Some folk think the rear end treatment is a little fussy but I think it's bang on - I spotted this one in the main car park at Goodwood Revival a few weeks ago...





Johan Cruijff's SM...


Pete54

37 posts

58 months

Saturday 16th November
quotequote all
I've had my SM for some 6 years or so. Bought from the Netherlands where old Citroens are really valued and generally well cared for - and there are several specialists!
An investment? Well it has appreciated by about 60% odd so maybe.
Some mis-information regarding the fuel injection versions. When introduced into France they were amongst a very small number of cars with flexible fuel pipes and of course a high pressure fuel supply - the inevitable happened. Given virtually everything now has that combination the rumour is just that.
Having said that the fuel injection is quite primitive. Mine now has a modern ECU and smaller CX injectors - instant 35% decrease in fuel consumption and cleaner running all the time. Allied to the Rospellier ignition conversion it fires first time every time.
The hydraulics are complicated, but follow the factory manual and it is straight forward - if time consuming.

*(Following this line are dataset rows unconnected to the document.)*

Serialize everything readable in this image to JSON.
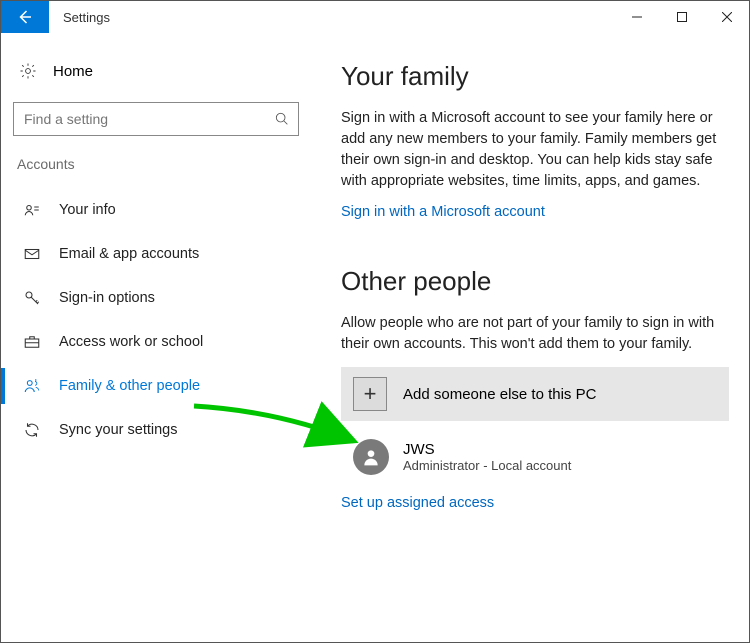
{
  "window": {
    "title": "Settings"
  },
  "sidebar": {
    "home_label": "Home",
    "search_placeholder": "Find a setting",
    "category": "Accounts",
    "items": [
      {
        "label": "Your info"
      },
      {
        "label": "Email & app accounts"
      },
      {
        "label": "Sign-in options"
      },
      {
        "label": "Access work or school"
      },
      {
        "label": "Family & other people"
      },
      {
        "label": "Sync your settings"
      }
    ]
  },
  "content": {
    "family": {
      "heading": "Your family",
      "desc": "Sign in with a Microsoft account to see your family here or add any new members to your family. Family members get their own sign-in and desktop. You can help kids stay safe with appropriate websites, time limits, apps, and games.",
      "link": "Sign in with a Microsoft account"
    },
    "other": {
      "heading": "Other people",
      "desc": "Allow people who are not part of your family to sign in with their own accounts. This won't add them to your family.",
      "add_label": "Add someone else to this PC",
      "user": {
        "name": "JWS",
        "role": "Administrator - Local account"
      },
      "assigned_link": "Set up assigned access"
    }
  }
}
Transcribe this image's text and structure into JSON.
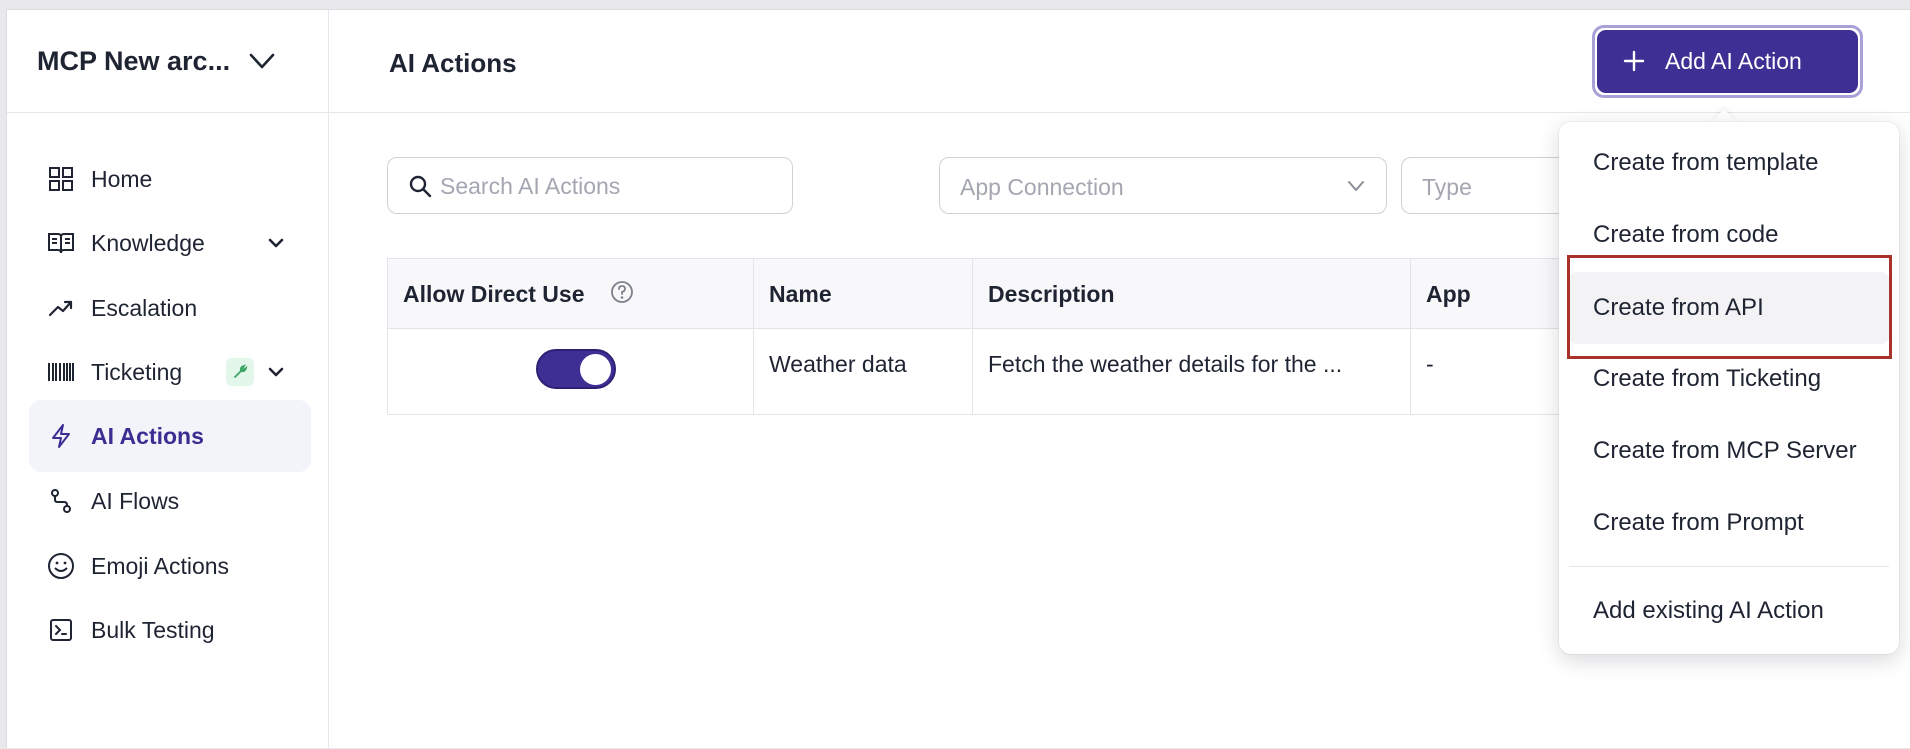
{
  "sidebar": {
    "workspace_name": "MCP New arc...",
    "items": [
      {
        "label": "Home",
        "icon": "grid-icon"
      },
      {
        "label": "Knowledge",
        "icon": "book-icon"
      },
      {
        "label": "Escalation",
        "icon": "trend-up-icon"
      },
      {
        "label": "Ticketing",
        "icon": "barcode-icon"
      },
      {
        "label": "AI Actions",
        "icon": "bolt-icon"
      },
      {
        "label": "AI Flows",
        "icon": "flow-icon"
      },
      {
        "label": "Emoji Actions",
        "icon": "smile-icon"
      },
      {
        "label": "Bulk Testing",
        "icon": "terminal-icon"
      }
    ],
    "active_item": "AI Actions"
  },
  "header": {
    "title": "AI Actions",
    "add_button_label": "Add AI Action"
  },
  "filters": {
    "search_placeholder": "Search AI Actions",
    "app_connection_placeholder": "App Connection",
    "type_placeholder": "Type"
  },
  "table": {
    "columns": [
      "Allow Direct Use",
      "Name",
      "Description",
      "App"
    ],
    "rows": [
      {
        "allow_direct_use": true,
        "name": "Weather data",
        "description": "Fetch the weather details for the ...",
        "app": "-"
      }
    ]
  },
  "menu": {
    "items": [
      "Create from template",
      "Create from code",
      "Create from API",
      "Create from Ticketing",
      "Create from MCP Server",
      "Create from Prompt"
    ],
    "footer_item": "Add existing AI Action",
    "highlighted": "Create from API"
  },
  "colors": {
    "accent": "#3d2f94",
    "highlight_border": "#a8322a"
  }
}
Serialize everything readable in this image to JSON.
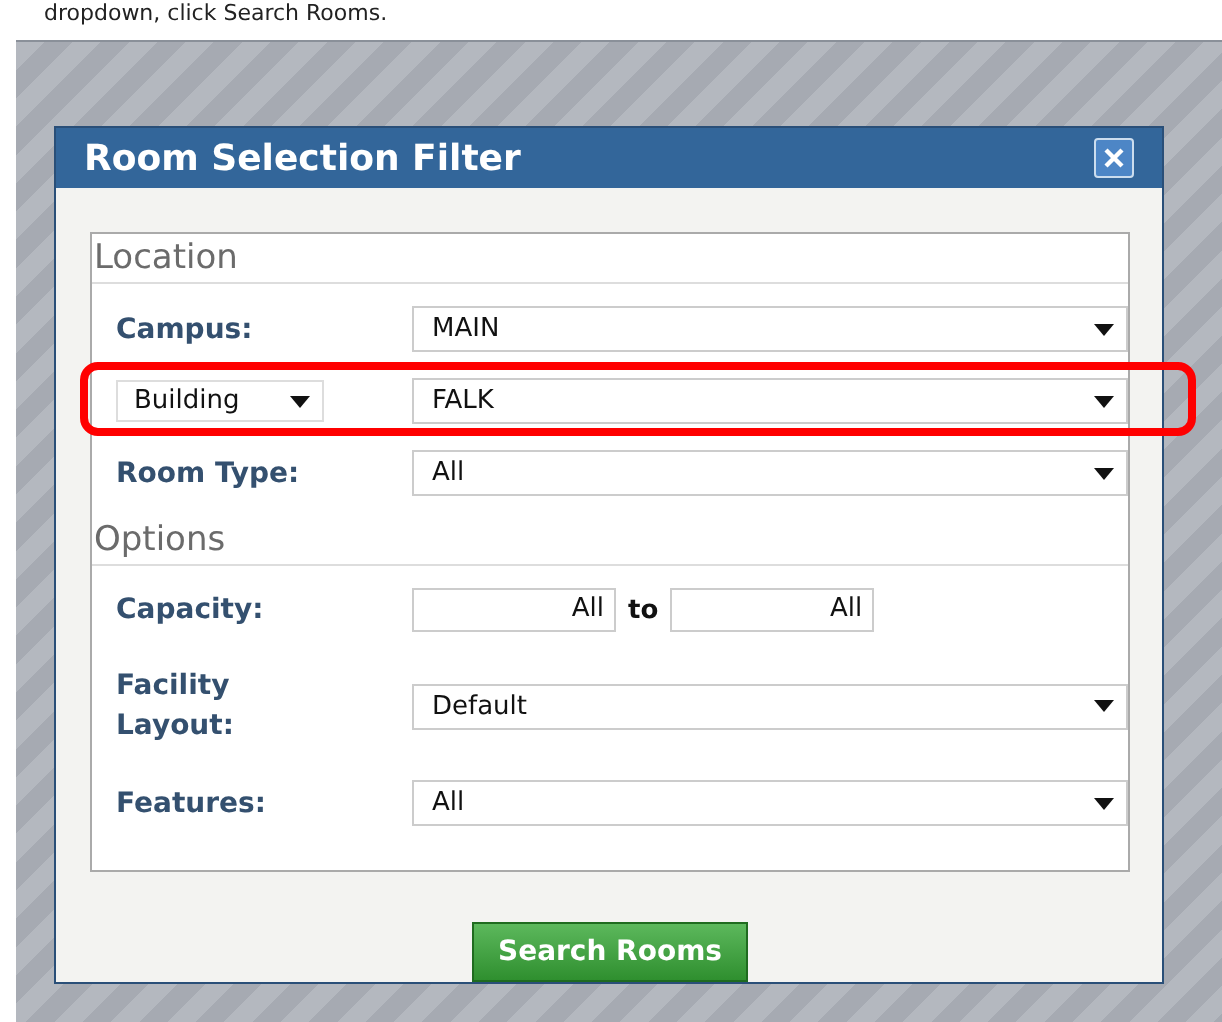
{
  "instruction": "dropdown, click Search Rooms.",
  "dialog": {
    "title": "Room Selection Filter",
    "sections": [
      {
        "legend": "Location",
        "rows": [
          {
            "kind": "select",
            "label": {
              "kind": "text",
              "text": "Campus:"
            },
            "value": "MAIN",
            "highlighted": false
          },
          {
            "kind": "select",
            "label": {
              "kind": "dropdown",
              "text": "Building"
            },
            "value": "FALK",
            "highlighted": true
          },
          {
            "kind": "select",
            "label": {
              "kind": "text",
              "text": "Room Type:"
            },
            "value": "All",
            "highlighted": false
          }
        ]
      },
      {
        "legend": "Options",
        "rows": [
          {
            "kind": "range",
            "label": {
              "kind": "text",
              "text": "Capacity:"
            },
            "from": "All",
            "joiner": "to",
            "to": "All",
            "highlighted": false
          },
          {
            "kind": "select",
            "label": {
              "kind": "text",
              "text": "Facility Layout:"
            },
            "value": "Default",
            "highlighted": false
          },
          {
            "kind": "select",
            "label": {
              "kind": "text",
              "text": "Features:"
            },
            "value": "All",
            "highlighted": false
          }
        ]
      }
    ],
    "button": "Search Rooms"
  }
}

All the parts, apart from the DIRAVI regulator, are available. A good LED headlight conversion transforms night driving.
On the move it is addictive, great noise and looks and surprisingly good road holding so long as you load the suspension gently on the entry. Somewhat noisier than a modern car, but it gets happier and happier as it speeds up.....
But it is a car that you need to understand and address issues as they occur. And yes I sometimes go into the garage and just look.